After the night ended, first Fenner, and then Cordes, fled Word of Faith, leaving behind family members and others within the church who subsequently turned their backs on them.
Then the district attorney’s office got involved, and the sect’s abuses and inner workings were thrust into the open.

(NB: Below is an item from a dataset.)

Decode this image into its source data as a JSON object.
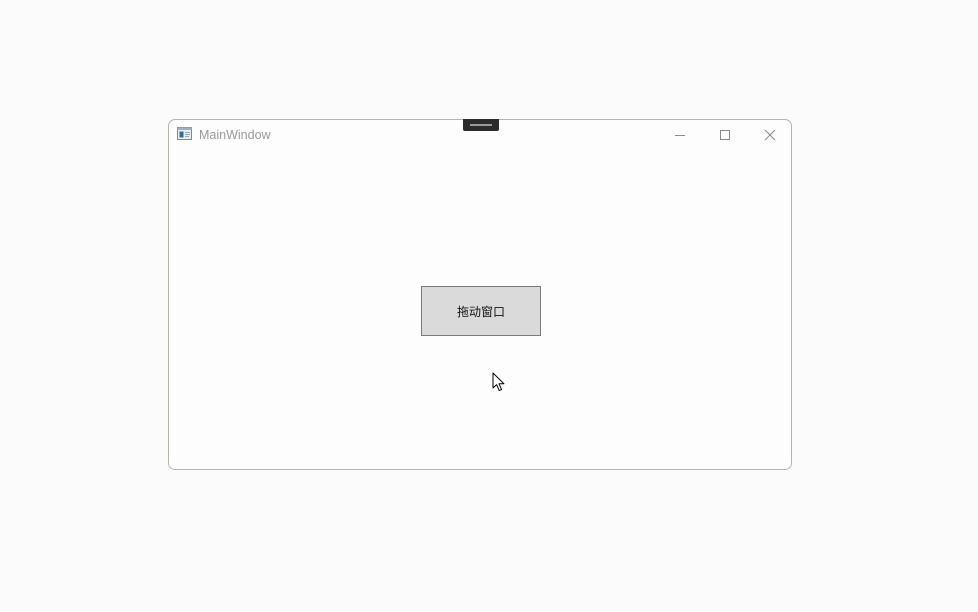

People Magazine Investigates: Cults, Word of Faith, premieres Monday, July 8, on Investigation Discovery (8 p.m. ET/7 p.m. CT).